On Writing: A Memoir of the Craft by Stephen King
I picked up Stephen King’s On Writing as a part of my continual “professional development,” training myself to be a better writer. Though King talks about how maligned he is by critics, none of that snobbery was to be found in my creative writing program. He was spoken of with admiration and envy, especially concerning how prolific he is. I read and enjoyed The Shining as an assignment for an MA class, and have seen several of the many movies based on King’s books, along with most Americans. Many of the things he says about story being most important, about letting characters take the lead and direct the story, about sentences and paragraphs, about good reading fueling good writing, were things that I’d heard before in my program, but which are good to remind yourself of every once in a while.
It was gratifying to read King expressing sentiments about good writing that I agree with and that I’ve even expressed here. He says that characters should be described once, and not in meticulous detail; my rant against repeated, overly detailed, and sexualized character descriptions can be found here.
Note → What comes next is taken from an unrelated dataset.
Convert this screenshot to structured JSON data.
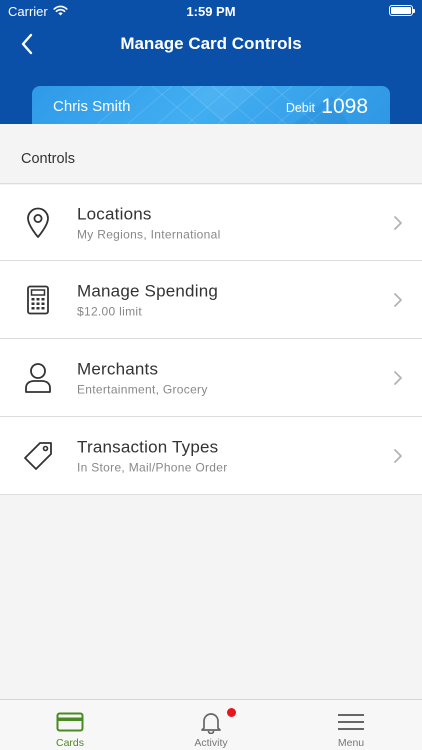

He cautions that research shouldn’t overwhelm the story, something that I fear might have happened to the Earth’s Children series.
Only about about a third to a half of the book is about nuts-and-bolts writing advice. A good portion of the first part is a memoir of King’s childhood, and the ending is about the effects of the car accident that nearly killed him. He has some interesting stories to tell about his life, but readers focused primarily on learning craft would be justified in concentrating on the middle section of the volume.